◆ TASK BRIEF
Set down the full listing below word for word; pictures stay out of the copy.

-- Opening Marker --

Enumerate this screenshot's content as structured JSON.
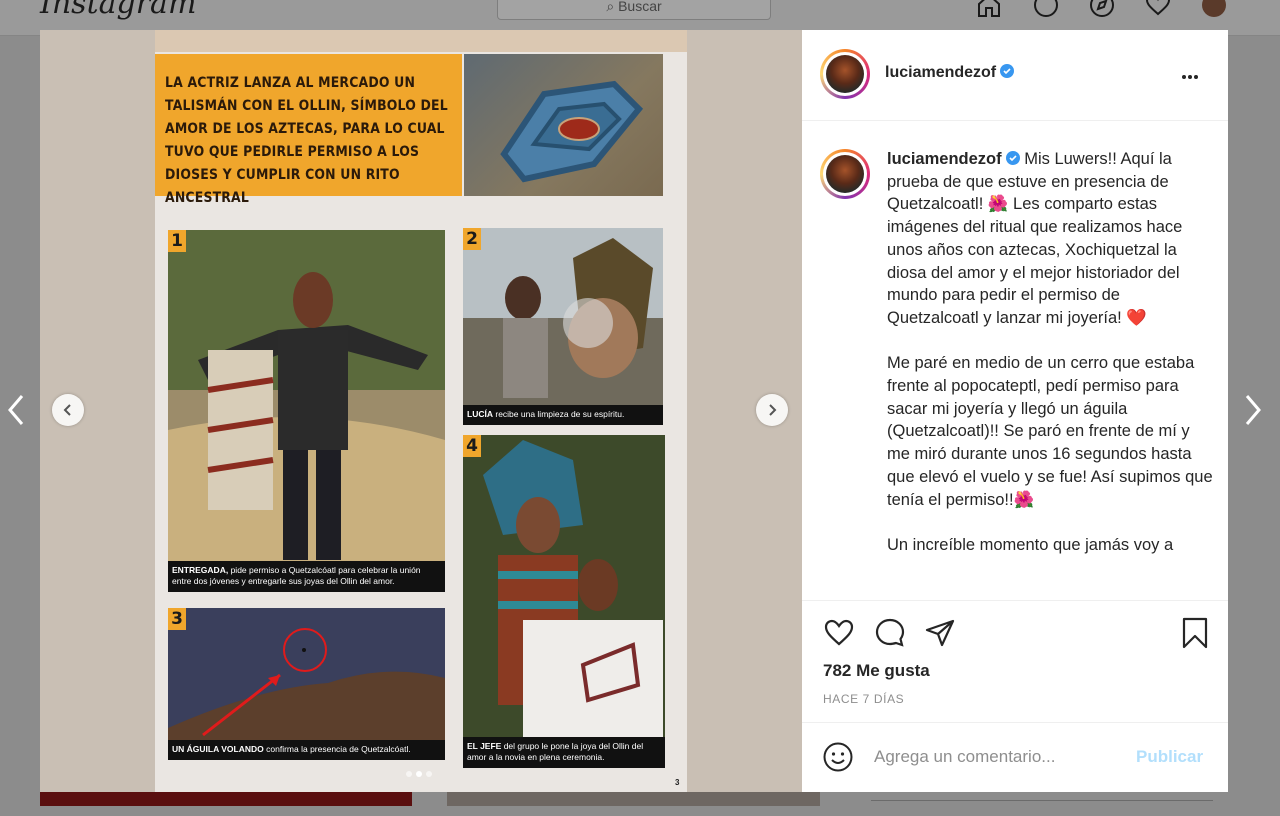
{
  "header": {
    "logo": "Instagram",
    "search_placeholder": "Buscar",
    "icons": [
      "home-icon",
      "messenger-icon",
      "explore-icon",
      "heart-icon",
      "profile-avatar"
    ]
  },
  "media": {
    "banner_text": "LA ACTRIZ LANZA AL MERCADO UN TALISMÁN CON EL OLLIN, SÍMBOLO DEL AMOR DE LOS AZTECAS, PARA LO CUAL TUVO QUE PEDIRLE PERMISO A LOS DIOSES Y CUMPLIR CON UN RITO ANCESTRAL",
    "panels": [
      {
        "num": "1",
        "cap_bold": "ENTREGADA,",
        "cap_text": "pide permiso a Quetzalcóatl para celebrar la unión entre dos jóvenes y entregarle sus joyas del Ollin del amor."
      },
      {
        "num": "2",
        "cap_bold": "LUCÍA",
        "cap_text": "recibe una limpieza de su espíritu."
      },
      {
        "num": "3",
        "cap_bold": "UN ÁGUILA VOLANDO",
        "cap_text": "confirma la presencia de Quetzalcóatl."
      },
      {
        "num": "4",
        "cap_bold": "EL JEFE",
        "cap_text": "del grupo le pone la joya del Ollin del amor a la novia en plena ceremonia."
      }
    ],
    "page_number": "3",
    "carousel_index": 2,
    "carousel_count": 3
  },
  "post": {
    "username": "luciamendezof",
    "caption_paragraphs": [
      "Mis Luwers!! Aquí la prueba de que estuve en presencia de Quetzalcoatl! 🌺 Les comparto estas imágenes del ritual que realizamos hace unos años con aztecas, Xochiquetzal la diosa del amor y el mejor historiador del mundo para pedir el permiso de Quetzalcoatl y lanzar mi joyería! ❤️",
      "Me paré en medio de un cerro que estaba frente al popocateptl, pedí permiso para sacar mi joyería y llegó un águila (Quetzalcoatl)!! Se paró en frente de mí y me miró durante unos 16 segundos hasta que elevó el vuelo y se fue! Así supimos que tenía el permiso!!🌺",
      "Un increíble momento que jamás voy a"
    ],
    "likes": "782 Me gusta",
    "time": "HACE 7 DÍAS",
    "comment_placeholder": "Agrega un comentario...",
    "publish_label": "Publicar",
    "colors": {
      "verified": "#3897f0",
      "publish": "#b2dffc",
      "banner": "#f0a62c"
    }
  }
}
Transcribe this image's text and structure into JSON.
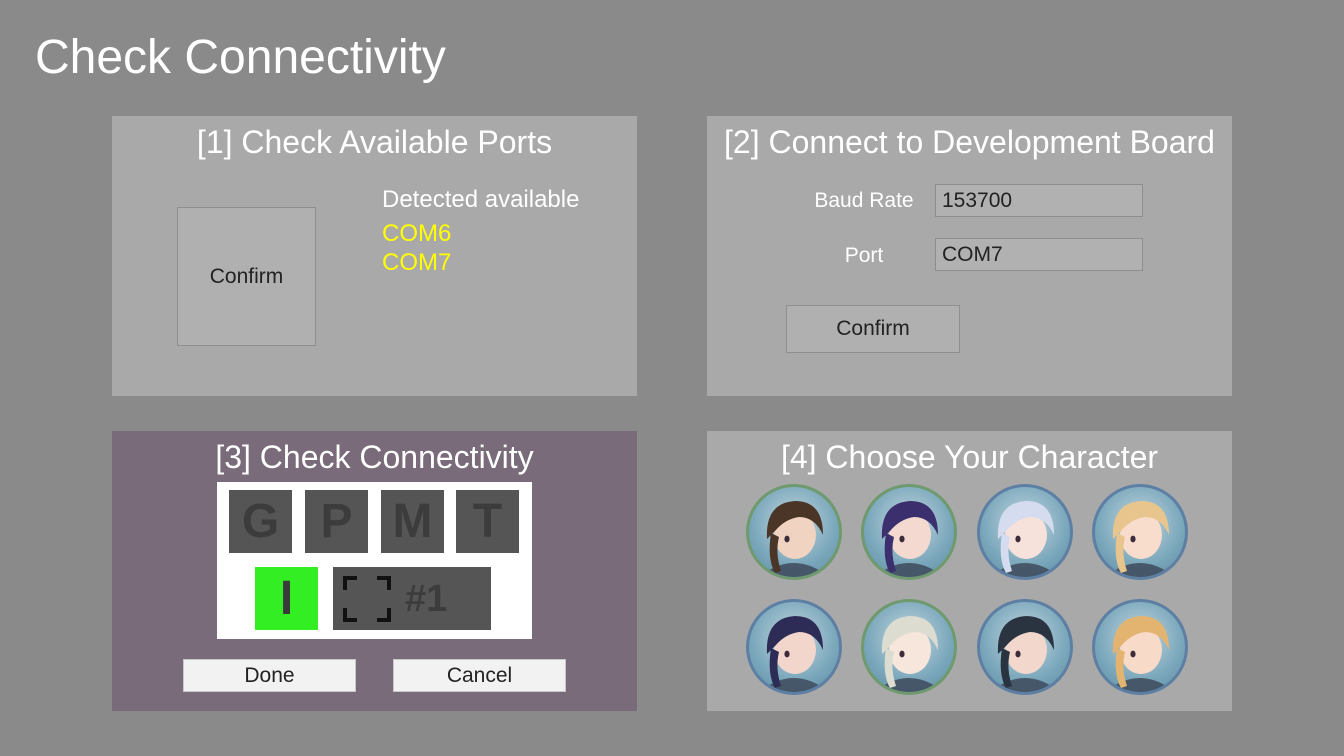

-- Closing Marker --

◆ ANSWER TO THIS TASK
Enumerate this screenshot's content as structured JSON.
{
  "header": {
    "logo": "Instagram",
    "search_placeholder": "Buscar",
    "icons": [
      "home-icon",
      "messenger-icon",
      "explore-icon",
      "heart-icon",
      "profile-avatar"
    ]
  },
  "media": {
    "banner_text": "LA ACTRIZ LANZA AL MERCADO UN TALISMÁN CON EL OLLIN, SÍMBOLO DEL AMOR DE LOS AZTECAS, PARA LO CUAL TUVO QUE PEDIRLE PERMISO A LOS DIOSES Y CUMPLIR CON UN RITO ANCESTRAL",
    "panels": [
      {
        "num": "1",
        "cap_bold": "ENTREGADA,",
        "cap_text": "pide permiso a Quetzalcóatl para celebrar la unión entre dos jóvenes y entregarle sus joyas del Ollin del amor."
      },
      {
        "num": "2",
        "cap_bold": "LUCÍA",
        "cap_text": "recibe una limpieza de su espíritu."
      },
      {
        "num": "3",
        "cap_bold": "UN ÁGUILA VOLANDO",
        "cap_text": "confirma la presencia de Quetzalcóatl."
      },
      {
        "num": "4",
        "cap_bold": "EL JEFE",
        "cap_text": "del grupo le pone la joya del Ollin del amor a la novia en plena ceremonia."
      }
    ],
    "page_number": "3",
    "carousel_index": 2,
    "carousel_count": 3
  },
  "post": {
    "username": "luciamendezof",
    "caption_paragraphs": [
      "Mis Luwers!! Aquí la prueba de que estuve en presencia de Quetzalcoatl! 🌺 Les comparto estas imágenes del ritual que realizamos hace unos años con aztecas, Xochiquetzal la diosa del amor y el mejor historiador del mundo para pedir el permiso de Quetzalcoatl y lanzar mi joyería! ❤️",
      "Me paré en medio de un cerro que estaba frente al popocateptl, pedí permiso para sacar mi joyería y llegó un águila (Quetzalcoatl)!! Se paró en frente de mí y me miró durante unos 16 segundos hasta que elevó el vuelo y se fue! Así supimos que tenía el permiso!!🌺",
      "Un increíble momento que jamás voy a"
    ],
    "likes": "782 Me gusta",
    "time": "HACE 7 DÍAS",
    "comment_placeholder": "Agrega un comentario...",
    "publish_label": "Publicar",
    "colors": {
      "verified": "#3897f0",
      "publish": "#b2dffc",
      "banner": "#f0a62c"
    }
  }
}
Transcribe this image's text and structure into JSON.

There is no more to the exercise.